Studies at GSE involve performing a substantial number of different activities which vary from course to course. But one thing that you find almost in every course syllabus is a group work. I am not going to write how important it is to develop team working skills or what roles you can take. Today’s blog is about how groups are different in their working style based on my personal experience of being a student at GSE.

After the first semester, I realized that some features of a group performance allow me to classify it into three categories, or styles of work. The first working style I would call “Follow me!” There is a strong leader whose opinion dominates in the team. Other members are either too quiet or too sleepy to contribute. It may probably be an effective way to do the task if the leader is willing to do all the work and others are ok to follow the instructions.
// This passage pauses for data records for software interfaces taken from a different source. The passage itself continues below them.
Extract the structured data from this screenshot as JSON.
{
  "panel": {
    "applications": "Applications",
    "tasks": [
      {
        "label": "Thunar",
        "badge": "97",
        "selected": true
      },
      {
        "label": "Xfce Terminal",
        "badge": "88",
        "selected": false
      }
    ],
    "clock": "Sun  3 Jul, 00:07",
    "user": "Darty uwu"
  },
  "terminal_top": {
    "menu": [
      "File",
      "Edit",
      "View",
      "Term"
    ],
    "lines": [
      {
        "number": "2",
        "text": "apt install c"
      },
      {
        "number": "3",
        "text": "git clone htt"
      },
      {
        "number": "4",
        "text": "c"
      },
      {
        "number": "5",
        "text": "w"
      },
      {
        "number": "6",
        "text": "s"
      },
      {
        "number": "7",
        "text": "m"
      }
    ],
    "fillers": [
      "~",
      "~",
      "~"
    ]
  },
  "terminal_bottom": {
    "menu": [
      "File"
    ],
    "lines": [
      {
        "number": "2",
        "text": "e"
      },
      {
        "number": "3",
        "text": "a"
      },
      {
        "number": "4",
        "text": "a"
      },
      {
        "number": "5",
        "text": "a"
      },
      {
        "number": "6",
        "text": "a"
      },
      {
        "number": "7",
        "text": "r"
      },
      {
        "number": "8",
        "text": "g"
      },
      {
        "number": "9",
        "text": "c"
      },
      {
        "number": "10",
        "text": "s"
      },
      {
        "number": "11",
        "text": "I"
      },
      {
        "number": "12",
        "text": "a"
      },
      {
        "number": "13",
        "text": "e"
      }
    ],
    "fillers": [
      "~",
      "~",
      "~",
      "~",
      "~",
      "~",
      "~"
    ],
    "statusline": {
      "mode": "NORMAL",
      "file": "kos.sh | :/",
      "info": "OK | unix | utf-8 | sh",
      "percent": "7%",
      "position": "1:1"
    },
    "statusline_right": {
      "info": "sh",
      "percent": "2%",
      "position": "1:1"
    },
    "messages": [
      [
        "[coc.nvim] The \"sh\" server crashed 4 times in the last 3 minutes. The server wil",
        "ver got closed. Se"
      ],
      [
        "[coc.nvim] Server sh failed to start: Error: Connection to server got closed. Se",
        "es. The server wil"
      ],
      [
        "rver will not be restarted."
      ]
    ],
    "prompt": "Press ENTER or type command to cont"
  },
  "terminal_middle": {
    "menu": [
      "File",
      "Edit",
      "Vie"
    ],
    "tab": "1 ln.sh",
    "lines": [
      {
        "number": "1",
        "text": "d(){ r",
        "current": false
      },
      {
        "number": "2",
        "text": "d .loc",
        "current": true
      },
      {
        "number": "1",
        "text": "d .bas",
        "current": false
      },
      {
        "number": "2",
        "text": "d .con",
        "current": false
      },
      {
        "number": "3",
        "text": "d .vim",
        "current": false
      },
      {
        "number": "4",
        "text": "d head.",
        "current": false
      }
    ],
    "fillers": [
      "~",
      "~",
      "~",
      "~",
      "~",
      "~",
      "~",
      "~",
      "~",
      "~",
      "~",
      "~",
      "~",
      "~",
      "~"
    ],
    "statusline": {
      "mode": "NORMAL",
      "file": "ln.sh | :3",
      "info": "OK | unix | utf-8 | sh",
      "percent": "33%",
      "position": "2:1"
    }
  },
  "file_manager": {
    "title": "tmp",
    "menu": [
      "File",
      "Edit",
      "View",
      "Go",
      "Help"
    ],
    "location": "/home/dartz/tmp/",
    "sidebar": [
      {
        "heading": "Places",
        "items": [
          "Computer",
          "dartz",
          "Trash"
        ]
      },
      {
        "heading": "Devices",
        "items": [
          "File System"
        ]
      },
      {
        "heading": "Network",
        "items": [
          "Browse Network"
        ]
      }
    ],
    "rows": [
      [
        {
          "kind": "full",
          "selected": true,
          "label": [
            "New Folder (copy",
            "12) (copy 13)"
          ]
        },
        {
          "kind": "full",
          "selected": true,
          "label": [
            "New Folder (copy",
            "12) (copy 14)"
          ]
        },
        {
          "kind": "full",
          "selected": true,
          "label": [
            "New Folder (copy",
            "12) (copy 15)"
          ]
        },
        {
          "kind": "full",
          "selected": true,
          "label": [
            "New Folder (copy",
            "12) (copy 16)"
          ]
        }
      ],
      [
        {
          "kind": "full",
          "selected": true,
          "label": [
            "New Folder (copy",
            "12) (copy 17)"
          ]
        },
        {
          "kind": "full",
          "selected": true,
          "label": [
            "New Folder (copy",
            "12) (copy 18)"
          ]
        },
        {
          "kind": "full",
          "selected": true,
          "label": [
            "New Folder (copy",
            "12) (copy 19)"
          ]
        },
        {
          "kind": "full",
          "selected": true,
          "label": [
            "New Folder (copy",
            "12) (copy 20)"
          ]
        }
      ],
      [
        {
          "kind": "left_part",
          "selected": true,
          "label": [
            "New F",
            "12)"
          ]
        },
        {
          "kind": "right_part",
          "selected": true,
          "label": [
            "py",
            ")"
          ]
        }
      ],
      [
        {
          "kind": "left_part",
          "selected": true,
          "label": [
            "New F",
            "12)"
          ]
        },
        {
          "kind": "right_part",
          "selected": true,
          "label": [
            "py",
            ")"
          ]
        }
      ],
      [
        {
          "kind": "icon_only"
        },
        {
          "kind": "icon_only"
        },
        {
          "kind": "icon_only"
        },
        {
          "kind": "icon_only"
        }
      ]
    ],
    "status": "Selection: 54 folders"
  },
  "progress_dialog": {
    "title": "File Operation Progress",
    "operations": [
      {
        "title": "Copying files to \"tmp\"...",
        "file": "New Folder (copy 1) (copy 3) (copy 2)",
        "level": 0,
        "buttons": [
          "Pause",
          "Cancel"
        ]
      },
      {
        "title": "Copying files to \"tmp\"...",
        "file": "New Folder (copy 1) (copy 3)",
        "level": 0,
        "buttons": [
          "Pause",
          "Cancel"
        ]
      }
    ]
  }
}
But I believe that what you get at the end of such cooperation is a relief that the project is finally done.

Another type of a team work I would call “See you on the due date!”. It means that the minimum time is spent together between the first and last meetings of this team. Members of the group complete arranged parts of the project separately and bring revised (or nor revised, who knows) works  before the deadline to compile a single project. I was a bit shocked when we did so because all the authors’ points were great by themselves but did not work together at all. We tried to give more sense to the flow of ideas and at the end of the day everybody felt so tired that we just submitted the work because we had no will (and no time of course) to make what we thought of a “perfect work”.

I was trying to find a good name for my last experience in a group work but “work + fun = result” probably fits best. I think that is the way the group work is supposed to be built. You meet first and make sure everybody gets some work to do before the next meeting. Next time you revise together what you have so the work is developed smoothly step by step. We enjoyed working together and it was fine to be a little ineffective sometimes and have fun. But no matter what, everybody’s ideas were listened to and discussed. Everybody’s opinion was important. Everybody’s joke mattered.

I believe this working style is the best for one reason: you do not get tired working on your project. You do not feel exhausted like after a long run, you feel inspired. I am so glad I had a chance to get such experience during my studying here. The question is: do you get the same feelings working in groups?